♥~ 1940 -Ted Koppel, Broadcast journalist
♥~ 1941 – Nick Nolte actor: Down and Out in Beverly Hills, The Deep, Blue Chips, 48 Hours, The Prince of Tides, Extreme Prejudice
★~ Did You Know:
♥~ The smallest kite in the world that actually flies is 0.195 inches (5mm)high.
♥~ The largest number of kites flown on a single line is 11,284, this record is held by a Japanese kite maker.
♥~ The longest kite in the world is 3,395 feet (1034 meters)
♥~ The fastest recorded speed of a kite is over 120 mph. (193 km/h).
♥~ The record for the highest single kite flown is 13,600 feet above sea level.
♥~ Kites have been used for thousands of years to lift offerings and give thanks to the Gods for good harvests, fertility, weather and prosperity.
♥~ The Chinese believe that looking at kites high in the sky maintains good eyesight and that when you tilt your head back to look at a kite in the sky your mouth opens slightly, which gets rid of excess body heat – giving you a healthy yin-yang balance.
♥~ The first kites flew over 3000 years ago and were made from leaves.
♥~ In Indonesia leaf kites are used for fishing.
♥~ In the Orient, kites are given to someone to bring them happiness, good luck, prosperity and cure illness.
♥~ Kite flying was banned in China during the Cultural Revolution, anyone found flying a kite was sent to jail for up to three years and their kites destroyed.
♥~ Kite flying was banned in Japan in 1760 because too many people preferred flying kites over working.
♥~ There is at least one Kite Festival every weekend of the year in some part of the world.
♥~ Kite flying is one of the fastest growing sports in the world.
♥~ Each year on the second Sunday of October kite flyers in nearly every country of the World unite and fly a kite to celebrate “ONE SKY ONE WORLD”.
Cole during his, “I do it” phase…..
I am off and running today.
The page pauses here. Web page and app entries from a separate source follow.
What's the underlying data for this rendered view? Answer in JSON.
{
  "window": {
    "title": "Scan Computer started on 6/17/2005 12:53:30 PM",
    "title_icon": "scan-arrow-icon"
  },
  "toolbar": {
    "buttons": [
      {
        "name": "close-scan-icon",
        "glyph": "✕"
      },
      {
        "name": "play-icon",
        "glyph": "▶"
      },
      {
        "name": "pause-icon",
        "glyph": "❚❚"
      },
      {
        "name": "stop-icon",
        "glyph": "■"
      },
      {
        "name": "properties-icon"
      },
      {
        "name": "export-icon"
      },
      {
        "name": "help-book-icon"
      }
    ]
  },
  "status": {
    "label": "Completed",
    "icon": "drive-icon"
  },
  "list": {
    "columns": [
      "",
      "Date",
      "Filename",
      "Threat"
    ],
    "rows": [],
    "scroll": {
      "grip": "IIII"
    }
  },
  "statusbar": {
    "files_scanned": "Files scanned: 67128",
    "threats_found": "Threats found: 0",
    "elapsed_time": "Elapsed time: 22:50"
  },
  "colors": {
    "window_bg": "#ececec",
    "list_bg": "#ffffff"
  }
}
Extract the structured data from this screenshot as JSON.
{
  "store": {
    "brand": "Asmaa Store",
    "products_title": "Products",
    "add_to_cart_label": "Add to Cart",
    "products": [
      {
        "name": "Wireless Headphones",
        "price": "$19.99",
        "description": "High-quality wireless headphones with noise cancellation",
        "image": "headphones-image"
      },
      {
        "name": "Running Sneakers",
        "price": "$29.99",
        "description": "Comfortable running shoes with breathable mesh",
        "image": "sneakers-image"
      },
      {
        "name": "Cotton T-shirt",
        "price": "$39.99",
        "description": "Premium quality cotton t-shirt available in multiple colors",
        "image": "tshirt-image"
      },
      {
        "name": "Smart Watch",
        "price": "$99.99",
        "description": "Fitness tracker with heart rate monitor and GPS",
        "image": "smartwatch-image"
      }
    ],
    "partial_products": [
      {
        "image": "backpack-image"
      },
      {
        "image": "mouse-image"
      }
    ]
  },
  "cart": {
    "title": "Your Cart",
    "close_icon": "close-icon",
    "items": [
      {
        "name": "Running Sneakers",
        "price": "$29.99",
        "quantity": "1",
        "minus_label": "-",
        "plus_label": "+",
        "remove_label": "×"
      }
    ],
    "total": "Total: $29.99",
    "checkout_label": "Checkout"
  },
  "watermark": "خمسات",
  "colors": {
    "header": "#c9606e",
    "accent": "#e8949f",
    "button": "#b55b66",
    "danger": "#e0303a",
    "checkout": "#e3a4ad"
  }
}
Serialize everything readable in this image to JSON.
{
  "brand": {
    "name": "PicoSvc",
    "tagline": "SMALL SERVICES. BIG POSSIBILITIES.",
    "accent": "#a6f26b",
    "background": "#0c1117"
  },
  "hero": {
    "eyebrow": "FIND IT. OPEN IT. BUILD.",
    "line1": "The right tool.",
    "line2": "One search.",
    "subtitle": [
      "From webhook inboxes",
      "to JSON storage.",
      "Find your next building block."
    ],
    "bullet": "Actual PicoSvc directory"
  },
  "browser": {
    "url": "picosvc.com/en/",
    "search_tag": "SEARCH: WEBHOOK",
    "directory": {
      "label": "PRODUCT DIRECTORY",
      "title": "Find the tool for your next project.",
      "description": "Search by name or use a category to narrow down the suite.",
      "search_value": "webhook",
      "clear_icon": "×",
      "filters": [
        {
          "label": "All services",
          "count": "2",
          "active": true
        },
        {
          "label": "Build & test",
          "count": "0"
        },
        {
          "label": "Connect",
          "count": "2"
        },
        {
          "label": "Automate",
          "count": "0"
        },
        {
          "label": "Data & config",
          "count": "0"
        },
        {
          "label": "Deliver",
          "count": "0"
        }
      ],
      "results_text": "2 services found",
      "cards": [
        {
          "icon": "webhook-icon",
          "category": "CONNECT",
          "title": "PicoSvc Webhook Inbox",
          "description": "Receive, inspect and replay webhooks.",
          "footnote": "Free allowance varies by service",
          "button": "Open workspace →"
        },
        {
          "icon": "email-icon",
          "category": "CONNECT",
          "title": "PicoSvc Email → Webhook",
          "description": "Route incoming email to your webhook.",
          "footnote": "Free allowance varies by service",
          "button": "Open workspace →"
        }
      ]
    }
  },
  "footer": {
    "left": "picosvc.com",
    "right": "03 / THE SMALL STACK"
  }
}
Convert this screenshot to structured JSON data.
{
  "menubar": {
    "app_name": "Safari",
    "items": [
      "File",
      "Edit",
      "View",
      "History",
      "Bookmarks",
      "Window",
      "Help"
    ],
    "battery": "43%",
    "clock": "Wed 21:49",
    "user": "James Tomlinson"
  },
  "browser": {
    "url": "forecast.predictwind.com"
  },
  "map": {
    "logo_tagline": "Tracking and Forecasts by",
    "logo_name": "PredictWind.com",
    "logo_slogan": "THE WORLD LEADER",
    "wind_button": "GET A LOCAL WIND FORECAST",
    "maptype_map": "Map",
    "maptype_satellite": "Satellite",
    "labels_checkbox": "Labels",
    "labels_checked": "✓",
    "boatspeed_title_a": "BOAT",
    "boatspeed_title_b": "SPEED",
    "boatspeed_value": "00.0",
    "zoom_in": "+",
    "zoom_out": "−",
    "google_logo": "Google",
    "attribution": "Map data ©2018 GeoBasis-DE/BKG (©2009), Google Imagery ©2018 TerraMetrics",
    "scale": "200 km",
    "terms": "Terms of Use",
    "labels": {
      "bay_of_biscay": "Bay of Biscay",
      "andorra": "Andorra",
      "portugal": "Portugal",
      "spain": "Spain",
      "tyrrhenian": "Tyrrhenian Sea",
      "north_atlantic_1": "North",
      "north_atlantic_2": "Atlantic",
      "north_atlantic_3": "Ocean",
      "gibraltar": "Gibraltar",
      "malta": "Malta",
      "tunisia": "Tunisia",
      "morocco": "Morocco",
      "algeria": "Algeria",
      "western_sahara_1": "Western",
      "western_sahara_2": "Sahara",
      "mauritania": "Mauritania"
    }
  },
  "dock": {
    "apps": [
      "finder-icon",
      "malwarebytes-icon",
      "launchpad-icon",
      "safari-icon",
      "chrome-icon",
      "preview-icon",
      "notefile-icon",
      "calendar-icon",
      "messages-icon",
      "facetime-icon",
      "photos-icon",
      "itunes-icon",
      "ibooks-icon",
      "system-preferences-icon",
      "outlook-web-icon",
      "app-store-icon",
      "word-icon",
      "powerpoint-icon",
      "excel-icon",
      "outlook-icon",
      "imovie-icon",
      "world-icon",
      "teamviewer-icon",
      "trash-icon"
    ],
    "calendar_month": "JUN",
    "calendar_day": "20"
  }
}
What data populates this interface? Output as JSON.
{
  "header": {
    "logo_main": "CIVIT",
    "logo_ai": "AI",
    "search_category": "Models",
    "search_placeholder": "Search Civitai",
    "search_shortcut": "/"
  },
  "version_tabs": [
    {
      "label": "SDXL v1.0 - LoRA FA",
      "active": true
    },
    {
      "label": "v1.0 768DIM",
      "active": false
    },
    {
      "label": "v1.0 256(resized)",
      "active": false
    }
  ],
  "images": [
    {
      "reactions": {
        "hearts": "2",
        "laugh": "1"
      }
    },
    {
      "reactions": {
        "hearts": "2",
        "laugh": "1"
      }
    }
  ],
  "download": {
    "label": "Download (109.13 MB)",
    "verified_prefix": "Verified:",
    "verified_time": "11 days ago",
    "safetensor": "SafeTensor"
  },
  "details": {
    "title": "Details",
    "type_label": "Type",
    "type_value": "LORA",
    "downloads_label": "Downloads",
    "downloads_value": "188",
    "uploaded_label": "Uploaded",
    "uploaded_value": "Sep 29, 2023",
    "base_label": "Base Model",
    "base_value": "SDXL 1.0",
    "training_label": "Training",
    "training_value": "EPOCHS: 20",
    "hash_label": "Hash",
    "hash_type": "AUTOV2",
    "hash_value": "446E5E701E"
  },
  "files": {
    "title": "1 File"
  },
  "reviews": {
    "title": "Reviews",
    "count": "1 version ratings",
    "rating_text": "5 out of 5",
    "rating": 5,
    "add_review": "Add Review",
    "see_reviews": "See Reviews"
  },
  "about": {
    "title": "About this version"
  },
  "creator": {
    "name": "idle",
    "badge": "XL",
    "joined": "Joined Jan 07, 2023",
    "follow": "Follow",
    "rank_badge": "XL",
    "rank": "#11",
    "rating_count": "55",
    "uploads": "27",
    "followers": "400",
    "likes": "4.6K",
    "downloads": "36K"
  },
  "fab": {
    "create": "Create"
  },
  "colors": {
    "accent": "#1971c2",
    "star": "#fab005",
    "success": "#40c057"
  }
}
Unfortunately, not to fly a kite but I will be back in a bit. Hope everyone has a wonderful “Wind-s-day” when was the last time you flew a kite? If you have a Morno moment leave a comment! Odd Loves Company!